WORK INSTRUCTION
In the entries below, find each line with the word "action" and pull it out.

INPUT DATA

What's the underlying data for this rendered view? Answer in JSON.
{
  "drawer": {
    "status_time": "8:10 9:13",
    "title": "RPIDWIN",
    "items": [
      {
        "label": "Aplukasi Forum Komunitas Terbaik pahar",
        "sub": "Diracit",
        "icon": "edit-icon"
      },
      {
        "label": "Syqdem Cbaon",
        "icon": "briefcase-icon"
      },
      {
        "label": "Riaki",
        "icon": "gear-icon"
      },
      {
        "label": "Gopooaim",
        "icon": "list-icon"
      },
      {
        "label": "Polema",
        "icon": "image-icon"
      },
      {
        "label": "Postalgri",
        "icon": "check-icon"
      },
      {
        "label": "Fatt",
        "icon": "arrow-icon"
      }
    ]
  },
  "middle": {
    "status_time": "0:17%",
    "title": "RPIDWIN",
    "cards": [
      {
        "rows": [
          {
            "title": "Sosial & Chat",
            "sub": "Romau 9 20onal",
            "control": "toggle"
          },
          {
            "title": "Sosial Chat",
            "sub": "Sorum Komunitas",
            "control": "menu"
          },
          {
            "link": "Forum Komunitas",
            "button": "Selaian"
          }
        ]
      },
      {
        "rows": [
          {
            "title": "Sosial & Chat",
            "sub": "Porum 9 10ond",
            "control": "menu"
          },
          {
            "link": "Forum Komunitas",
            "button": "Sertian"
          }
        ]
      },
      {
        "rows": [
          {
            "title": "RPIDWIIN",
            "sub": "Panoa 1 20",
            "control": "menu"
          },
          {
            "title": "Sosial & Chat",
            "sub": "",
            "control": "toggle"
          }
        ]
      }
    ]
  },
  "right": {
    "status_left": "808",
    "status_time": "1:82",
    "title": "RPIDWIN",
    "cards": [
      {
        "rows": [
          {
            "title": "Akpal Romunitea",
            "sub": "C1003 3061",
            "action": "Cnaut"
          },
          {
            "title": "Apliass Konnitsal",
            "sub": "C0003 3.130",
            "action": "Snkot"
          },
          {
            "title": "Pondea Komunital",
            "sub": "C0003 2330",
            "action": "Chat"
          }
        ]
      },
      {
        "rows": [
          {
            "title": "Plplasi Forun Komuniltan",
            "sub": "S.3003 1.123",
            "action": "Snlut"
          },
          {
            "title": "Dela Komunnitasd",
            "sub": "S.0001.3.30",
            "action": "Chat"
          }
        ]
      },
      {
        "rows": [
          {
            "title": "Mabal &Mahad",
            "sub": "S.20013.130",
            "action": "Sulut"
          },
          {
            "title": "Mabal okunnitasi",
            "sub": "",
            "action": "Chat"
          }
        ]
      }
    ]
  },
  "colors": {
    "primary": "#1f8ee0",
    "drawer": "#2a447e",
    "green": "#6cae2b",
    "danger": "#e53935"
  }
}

SOLUTION FOR THIS TASK
            "action": "Cnaut"
            "action": "Snkot"
            "action": "Chat"
            "action": "Snlut"
            "action": "Chat"
            "action": "Sulut"
            "action": "Chat"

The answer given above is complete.